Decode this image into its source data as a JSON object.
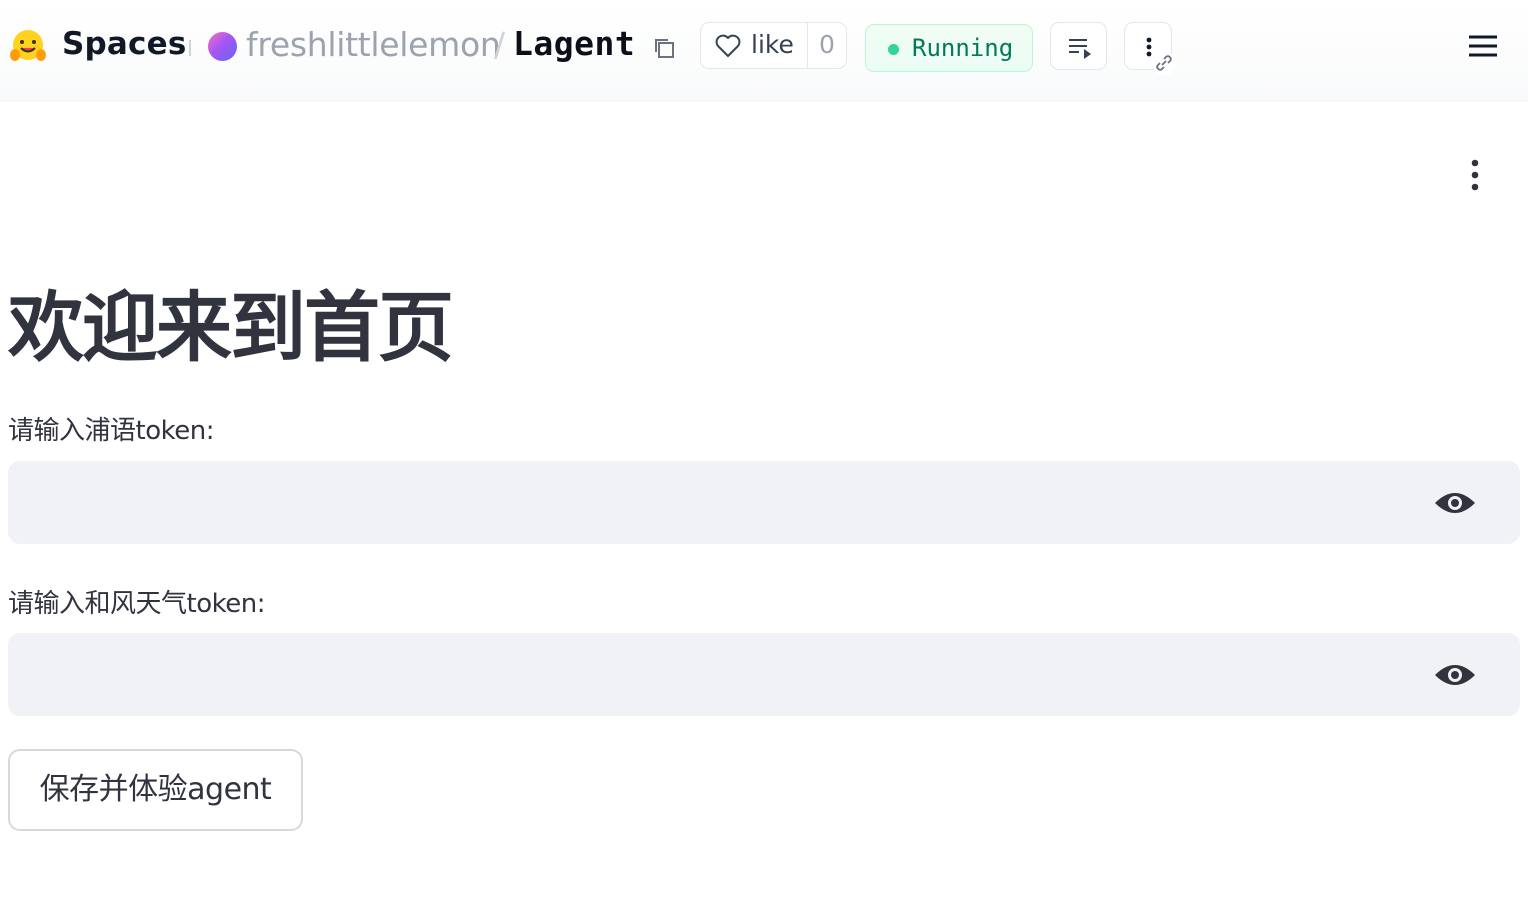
{
  "header": {
    "brand_label": "Spaces",
    "owner": "freshlittlelemon",
    "separator": "/",
    "repo": "Lagent",
    "like_label": "like",
    "like_count": "0",
    "status": "Running",
    "status_color": "#34d399",
    "icons": {
      "brand": "hugging-face-emoji-icon",
      "copy": "copy-icon",
      "like": "heart-icon",
      "logs": "logs-icon",
      "more": "kebab-icon",
      "link": "link-icon",
      "menu": "hamburger-menu-icon"
    }
  },
  "main": {
    "menu_icon": "kebab-vertical-icon",
    "title": "欢迎来到首页",
    "fields": [
      {
        "label": "请输入浦语token:",
        "value": "",
        "type": "password",
        "toggle_icon": "eye-icon"
      },
      {
        "label": "请输入和风天气token:",
        "value": "",
        "type": "password",
        "toggle_icon": "eye-icon"
      }
    ],
    "submit_label": "保存并体验agent"
  }
}
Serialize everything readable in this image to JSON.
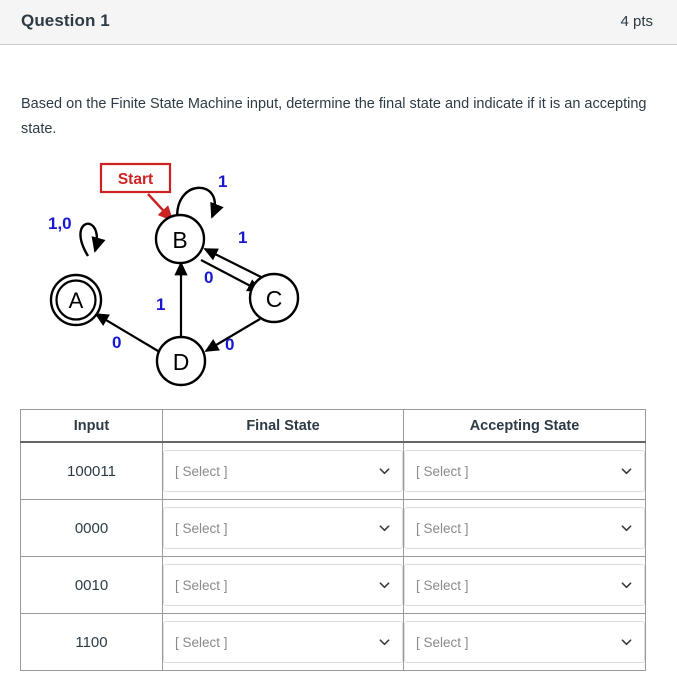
{
  "header": {
    "title": "Question 1",
    "points": "4 pts"
  },
  "prompt": {
    "text": "Based on the Finite State Machine input, determine the final state and indicate if it is an accepting state."
  },
  "diagram": {
    "start_label": "Start",
    "states": [
      {
        "name": "A",
        "accepting": true
      },
      {
        "name": "B",
        "accepting": false
      },
      {
        "name": "C",
        "accepting": false
      },
      {
        "name": "D",
        "accepting": false
      }
    ],
    "transition_labels": {
      "a_self": "1,0",
      "b_self": "1",
      "c_to_b": "1",
      "b_to_c": "0",
      "d_to_b": "1",
      "c_to_d": "0",
      "d_to_a": "0"
    },
    "colors": {
      "label": "#1818d0",
      "start": "#cc2222",
      "state": "#000000"
    }
  },
  "table": {
    "columns": [
      "Input",
      "Final State",
      "Accepting State"
    ],
    "rows": [
      {
        "input": "100011",
        "final_state": "[ Select ]",
        "accepting_state": "[ Select ]"
      },
      {
        "input": "0000",
        "final_state": "[ Select ]",
        "accepting_state": "[ Select ]"
      },
      {
        "input": "0010",
        "final_state": "[ Select ]",
        "accepting_state": "[ Select ]"
      },
      {
        "input": "1100",
        "final_state": "[ Select ]",
        "accepting_state": "[ Select ]"
      }
    ]
  }
}
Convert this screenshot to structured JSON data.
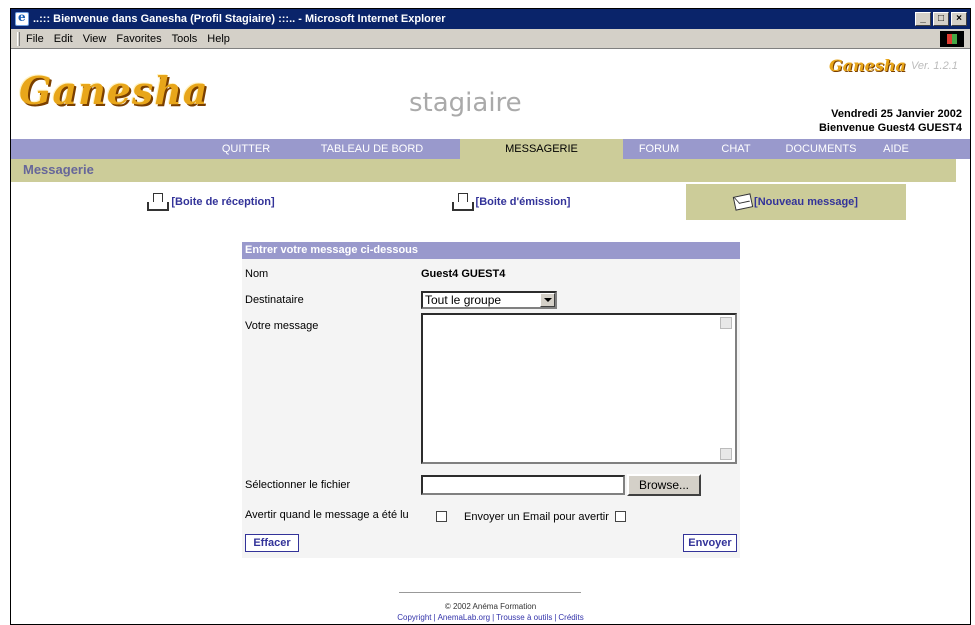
{
  "window": {
    "title": "..::: Bienvenue dans Ganesha (Profil Stagiaire) :::.. - Microsoft Internet Explorer",
    "controls": [
      "_",
      "□",
      "×"
    ]
  },
  "menubar": [
    "File",
    "Edit",
    "View",
    "Favorites",
    "Tools",
    "Help"
  ],
  "header": {
    "logo": "Ganesha",
    "profile": "stagiaire",
    "logo_small": "Ganesha",
    "version": "Ver. 1.2.1",
    "date": "Vendredi 25 Janvier 2002",
    "welcome": "Bienvenue Guest4 GUEST4"
  },
  "nav": {
    "items": [
      "QUITTER",
      "TABLEAU DE BORD",
      "MESSAGERIE",
      "FORUM",
      "CHAT",
      "DOCUMENTS",
      "AIDE"
    ],
    "active": "MESSAGERIE"
  },
  "section": {
    "title": "Messagerie"
  },
  "subtabs": {
    "inbox": "[Boite de réception]",
    "outbox": "[Boite d'émission]",
    "new": "[Nouveau message]"
  },
  "form": {
    "header": "Entrer votre message ci-dessous",
    "name_label": "Nom",
    "name_value": "Guest4 GUEST4",
    "recipient_label": "Destinataire",
    "recipient_value": "Tout le groupe",
    "message_label": "Votre message",
    "message_value": "",
    "file_label": "Sélectionner le fichier",
    "browse_label": "Browse...",
    "notify_read_label": "Avertir quand le message a été lu",
    "notify_email_label": "Envoyer un Email pour avertir",
    "clear_label": "Effacer",
    "send_label": "Envoyer"
  },
  "footer": {
    "copyright": "© 2002 Anéma Formation",
    "links": [
      "Copyright",
      "AnemaLab.org",
      "Trousse à outils",
      "Crédits"
    ],
    "separator": "|"
  },
  "colors": {
    "nav_bg": "#9999cc",
    "active_bg": "#cccc99",
    "link": "#333399",
    "title_bar": "#0a246a",
    "logo": "#e8a61a"
  }
}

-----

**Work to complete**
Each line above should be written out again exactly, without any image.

**Response to the exercise**
Decode this image into its source data as a JSON object.
{
  "header": {
    "brand_label": "Spaces",
    "owner": "freshlittlelemon",
    "separator": "/",
    "repo": "Lagent",
    "like_label": "like",
    "like_count": "0",
    "status": "Running",
    "status_color": "#34d399",
    "icons": {
      "brand": "hugging-face-emoji-icon",
      "copy": "copy-icon",
      "like": "heart-icon",
      "logs": "logs-icon",
      "more": "kebab-icon",
      "link": "link-icon",
      "menu": "hamburger-menu-icon"
    }
  },
  "main": {
    "menu_icon": "kebab-vertical-icon",
    "title": "欢迎来到首页",
    "fields": [
      {
        "label": "请输入浦语token:",
        "value": "",
        "type": "password",
        "toggle_icon": "eye-icon"
      },
      {
        "label": "请输入和风天气token:",
        "value": "",
        "type": "password",
        "toggle_icon": "eye-icon"
      }
    ],
    "submit_label": "保存并体验agent"
  }
}
Serialize everything readable in this image to JSON.
{
  "header": {
    "title": "Question 1",
    "points": "4 pts"
  },
  "prompt": {
    "text": "Based on the Finite State Machine input, determine the final state and indicate if it is an accepting state."
  },
  "diagram": {
    "start_label": "Start",
    "states": [
      {
        "name": "A",
        "accepting": true
      },
      {
        "name": "B",
        "accepting": false
      },
      {
        "name": "C",
        "accepting": false
      },
      {
        "name": "D",
        "accepting": false
      }
    ],
    "transition_labels": {
      "a_self": "1,0",
      "b_self": "1",
      "c_to_b": "1",
      "b_to_c": "0",
      "d_to_b": "1",
      "c_to_d": "0",
      "d_to_a": "0"
    },
    "colors": {
      "label": "#1818d0",
      "start": "#cc2222",
      "state": "#000000"
    }
  },
  "table": {
    "columns": [
      "Input",
      "Final State",
      "Accepting State"
    ],
    "rows": [
      {
        "input": "100011",
        "final_state": "[ Select ]",
        "accepting_state": "[ Select ]"
      },
      {
        "input": "0000",
        "final_state": "[ Select ]",
        "accepting_state": "[ Select ]"
      },
      {
        "input": "0010",
        "final_state": "[ Select ]",
        "accepting_state": "[ Select ]"
      },
      {
        "input": "1100",
        "final_state": "[ Select ]",
        "accepting_state": "[ Select ]"
      }
    ]
  }
}
Convert this screenshot to structured JSON data.
{
  "window": {
    "title": "..::: Bienvenue dans Ganesha (Profil Stagiaire) :::.. - Microsoft Internet Explorer",
    "controls": [
      "_",
      "□",
      "×"
    ]
  },
  "menubar": [
    "File",
    "Edit",
    "View",
    "Favorites",
    "Tools",
    "Help"
  ],
  "header": {
    "logo": "Ganesha",
    "profile": "stagiaire",
    "logo_small": "Ganesha",
    "version": "Ver. 1.2.1",
    "date": "Vendredi 25 Janvier 2002",
    "welcome": "Bienvenue Guest4 GUEST4"
  },
  "nav": {
    "items": [
      "QUITTER",
      "TABLEAU DE BORD",
      "MESSAGERIE",
      "FORUM",
      "CHAT",
      "DOCUMENTS",
      "AIDE"
    ],
    "active": "MESSAGERIE"
  },
  "section": {
    "title": "Messagerie"
  },
  "subtabs": {
    "inbox": "[Boite de réception]",
    "outbox": "[Boite d'émission]",
    "new": "[Nouveau message]"
  },
  "form": {
    "header": "Entrer votre message ci-dessous",
    "name_label": "Nom",
    "name_value": "Guest4 GUEST4",
    "recipient_label": "Destinataire",
    "recipient_value": "Tout le groupe",
    "message_label": "Votre message",
    "message_value": "",
    "file_label": "Sélectionner le fichier",
    "browse_label": "Browse...",
    "notify_read_label": "Avertir quand le message a été lu",
    "notify_email_label": "Envoyer un Email pour avertir",
    "clear_label": "Effacer",
    "send_label": "Envoyer"
  },
  "footer": {
    "copyright": "© 2002 Anéma Formation",
    "links": [
      "Copyright",
      "AnemaLab.org",
      "Trousse à outils",
      "Crédits"
    ],
    "separator": "|"
  },
  "colors": {
    "nav_bg": "#9999cc",
    "active_bg": "#cccc99",
    "link": "#333399",
    "title_bar": "#0a246a",
    "logo": "#e8a61a"
  }
}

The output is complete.